Yambaru National Park

A diversity of life thrives in this subtropical forest and its mountains

The park displays a diverse and varied natural environment; its subtropical evergreen laurel forest is Japan's most extensive and is a reflection of the process which formed the Ryukyu Islands. The sea cliffs, karst limestone formations, and mangrove forests are home to a wide variety of rare animals and plants living in the park.

Visiting Japan's National Parks

Yambaru National Park, like all of Japan's national parks, has no entrance fees, no opening and closing hours, and a permit is not required to enter or stay in the park. The national parks of Japan differ from national parks worldwide in that the land within the national parks is not exclusively designated for national park use and is made up of private property as well as public and protected areas. Visitors are free to enter and leave at any time.

Park Highlights

The cultural landscape of day-to-day living and nurtured traditions are special to Yambaru's natural environment. Visitors can enjoy this bountiful natural subtropical stage in Yambaru National Park by taking a drive, touring the scenic spots, trekking, canoeing, or animal watching. The park offers visitors an opportunity to interact with the tremendous natural beauty the area offers.

DON'T MISS

  • Head to the top of the highest peak in Okinawa—Mt. Yonaha
  • Hike the 4km course in the surroundings of Mt. Nekumachiji and Mt. Shioya-fuji
  • Take to the water and explore the Mangrove forest of Gesashi Bay

Yambaru is a region in the northern part of Okinawa Island, with a mountain range and extensive subtropical laurel forests. In particular, the zone centered on Kunigami Village, Ogimi Village and Higashi Village is home to endemic species including the Okinawa woodpecker and Okinawa rail. The biologically cohesive forests are in a relatively sound condition.
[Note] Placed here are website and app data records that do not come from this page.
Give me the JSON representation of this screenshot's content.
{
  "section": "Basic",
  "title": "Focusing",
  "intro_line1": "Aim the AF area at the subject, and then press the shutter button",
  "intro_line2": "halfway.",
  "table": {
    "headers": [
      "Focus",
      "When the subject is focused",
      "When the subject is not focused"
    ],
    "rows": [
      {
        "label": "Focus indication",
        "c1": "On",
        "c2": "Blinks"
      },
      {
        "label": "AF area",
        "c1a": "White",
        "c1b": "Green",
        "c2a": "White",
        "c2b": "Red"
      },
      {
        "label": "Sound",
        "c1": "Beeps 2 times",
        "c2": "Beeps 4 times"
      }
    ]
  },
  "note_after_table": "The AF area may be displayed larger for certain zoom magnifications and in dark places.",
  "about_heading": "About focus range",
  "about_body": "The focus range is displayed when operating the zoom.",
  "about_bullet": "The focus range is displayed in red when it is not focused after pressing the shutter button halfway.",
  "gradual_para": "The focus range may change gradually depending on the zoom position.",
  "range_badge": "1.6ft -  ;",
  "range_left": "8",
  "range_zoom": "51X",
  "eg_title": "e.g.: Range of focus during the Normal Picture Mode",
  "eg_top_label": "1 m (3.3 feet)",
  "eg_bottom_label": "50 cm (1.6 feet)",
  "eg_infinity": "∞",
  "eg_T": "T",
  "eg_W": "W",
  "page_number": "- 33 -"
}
CAPE HEDOMISAKI

This cape at the northernmost end of Okinawa Island offers visitors a nature trail. It presents the karst topography peculiar to limestone, with prominent sea cliffs. Its excellent view takes in seashore scenery and Mt. Hedo, as well as Yoron-jima Island, the southernmost point of Kagoshima Prefecture.
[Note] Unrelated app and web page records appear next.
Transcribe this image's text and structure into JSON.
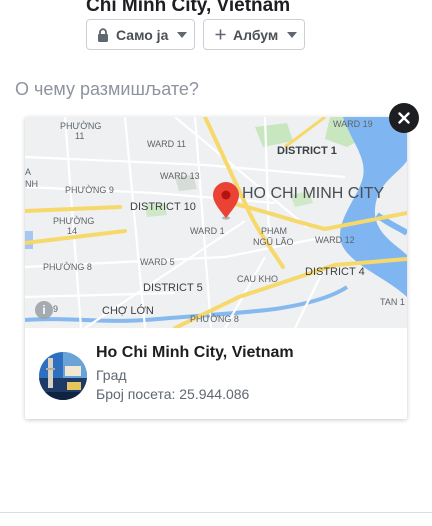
{
  "composer": {
    "location_title": "Chi Minh City, Vietnam",
    "privacy_label": "Само ја",
    "album_label": "Албум",
    "placeholder": "О чему размишљате?"
  },
  "map": {
    "labels": {
      "phuong11": "PHƯỜNG",
      "phuong11b": "11",
      "ward19": "WARD 19",
      "ward11": "WARD 11",
      "district1": "DISTRICT 1",
      "ward13": "WARD 13",
      "aa": "A",
      "nh": "NH",
      "phuong9": "PHƯỜNG 9",
      "district10": "DISTRICT 10",
      "city": "HO CHI MINH CITY",
      "phuong14": "PHƯỜNG",
      "phuong14b": "14",
      "ward1": "WARD 1",
      "pham": "PHAM",
      "ngulao": "NGŨ LÃO",
      "ward12": "WARD 12",
      "ward5": "WARD 5",
      "phuong8a": "PHƯỜNG 8",
      "caukho": "CAU KHO",
      "district5": "DISTRICT 5",
      "district4": "DISTRICT 4",
      "tan1": "TAN 1",
      "nine": "9",
      "cholon": "CHỢ LỚN",
      "phuong8b": "PHƯỜNG 8"
    }
  },
  "place": {
    "title": "Ho Chi Minh City, Vietnam",
    "type": "Град",
    "visits": "Број посета: 25.944.086"
  }
}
KUNIGAMI FOREST PARK

With a 3 km prepared course, this park is a spot to enjoy birdsong and the seasonal flowers and trees. Bungalows and camping ground are also available.
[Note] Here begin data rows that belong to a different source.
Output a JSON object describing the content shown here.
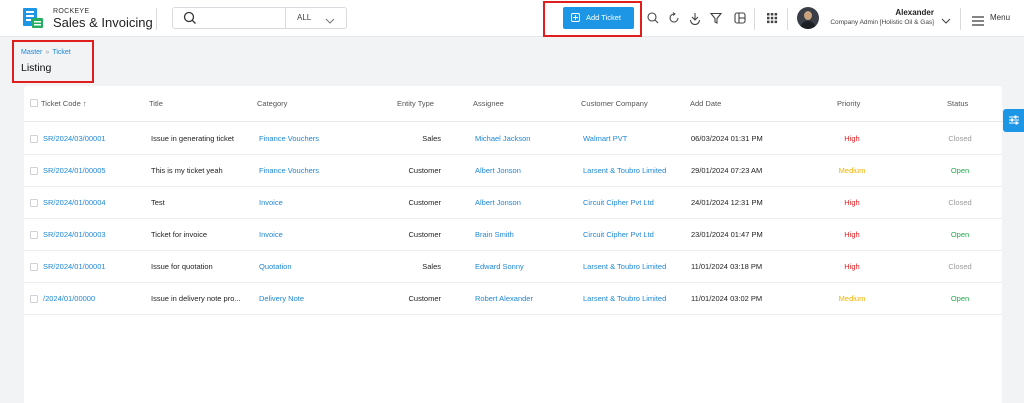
{
  "brand": {
    "small": "ROCKEYE",
    "name": "Sales & Invoicing"
  },
  "search": {
    "placeholder": "",
    "scope": "ALL"
  },
  "header": {
    "add_ticket_label": "Add Ticket",
    "user_name": "Alexander",
    "user_role": "Company Admin [Holistic Oil & Gas]",
    "menu_label": "Menu",
    "tool_icons": [
      "search-icon",
      "refresh-icon",
      "download-icon",
      "filter-icon",
      "columns-icon",
      "apps-grid-icon"
    ]
  },
  "breadcrumb": {
    "items": [
      "Master",
      "Ticket"
    ]
  },
  "page_title": "Listing",
  "table": {
    "columns": [
      "Ticket Code",
      "Title",
      "Category",
      "Entity Type",
      "Assignee",
      "Customer Company",
      "Add Date",
      "Priority",
      "Status"
    ],
    "sort_indicator": "↑",
    "rows": [
      {
        "code": "SR/2024/03/00001",
        "title": "Issue in generating ticket",
        "category": "Finance Vouchers",
        "entity": "Sales",
        "assignee": "Michael Jackson",
        "company": "Walmart PVT",
        "date": "06/03/2024 01:31 PM",
        "priority": "High",
        "status": "Closed"
      },
      {
        "code": "SR/2024/01/00005",
        "title": "This is my ticket yeah",
        "category": "Finance Vouchers",
        "entity": "Customer",
        "assignee": "Albert Jonson",
        "company": "Larsent & Toubro Limited",
        "date": "29/01/2024 07:23 AM",
        "priority": "Medium",
        "status": "Open"
      },
      {
        "code": "SR/2024/01/00004",
        "title": "Test",
        "category": "Invoice",
        "entity": "Customer",
        "assignee": "Albert Jonson",
        "company": "Circuit Cipher Pvt Ltd",
        "date": "24/01/2024 12:31 PM",
        "priority": "High",
        "status": "Closed"
      },
      {
        "code": "SR/2024/01/00003",
        "title": "Ticket for invoice",
        "category": "Invoice",
        "entity": "Customer",
        "assignee": "Brain Smith",
        "company": "Circuit Cipher Pvt Ltd",
        "date": "23/01/2024 01:47 PM",
        "priority": "High",
        "status": "Open"
      },
      {
        "code": "SR/2024/01/00001",
        "title": "Issue for quotation",
        "category": "Quotation",
        "entity": "Sales",
        "assignee": "Edward Sonny",
        "company": "Larsent & Toubro Limited",
        "date": "11/01/2024 03:18 PM",
        "priority": "High",
        "status": "Closed"
      },
      {
        "code": "/2024/01/00000",
        "title": "Issue in delivery note pro...",
        "category": "Delivery Note",
        "entity": "Customer",
        "assignee": "Robert Alexander",
        "company": "Larsent & Toubro Limited",
        "date": "11/01/2024 03:02 PM",
        "priority": "Medium",
        "status": "Open"
      }
    ]
  },
  "colors": {
    "accent": "#1e96e6",
    "link": "#1e88d6",
    "high": "#e01e1e",
    "medium": "#f2b200",
    "open": "#22a84a",
    "closed": "#9a9a9a",
    "highlight_box": "#e01e1e"
  }
}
MANGROVE FOREST OF GESASHI BAY

Stretching over about 10 hectares at the mouth of the Gesashi River, this mangrove forest is the largest on Okinawa Island. Three types of mangrove thrive in the forest: Bruguiera gymnorrhiza, Kandelia obovate, and the Asiatic mangrove (Rhizophora mucronata), which finds its northernmost habitat here. Visitors can enjoy a wooden path and canoe tours to observe the creatures of the mangrove forest and tidal flats.

SHIOYA BAY

This bay is one of the eight most famous scenic spots in Okinawa. Ungami, a Shioya Bay festival to pray for the harvest, is a nationally designated intangible folk culture asset.

About the Park 

Yambaru National Park, located in the northern part of Okinawa Island, was designated as the 33rd National Park in Japan on September 15, 2016.

FACTS & FIGURES

  • Date of National Park Designation: September 15, 2016
  • Area: 13,622 ha (136.22 square kilometers)
  • Location: Okinawa

PARKS RULES & SAFETY 

As with any national park or conservation area, visitors to Yambaru are required to observe the following rules for safety and to protect the area's natural biodiversity:

  • Carry in, carry out: Take all of your trash with you.
  • Do not pick wildflowers or damage plants.
  • Do not feed the wild animals.
  • Hunting is not permitted.
  • No fishing unless with a certified guide.
  • No smoking while walking.
  • Campfires are only permitted in designated areas.
  • Danger of landslides when raining.
  • Be considerate of the islands' wildlife when driving.
  • Do not bring invasive plant/animal species and pets to the islands.
  • Watch out for the Okinawa habu viper and other dangerous creatures.
  • Do not get any closer than necessary to take photographs of wildlife, and refrain from publicizing the exact locations of rare species.
  • Please respect that utaki sacred places and uganju prayer spots because they are important to the faith of local residents.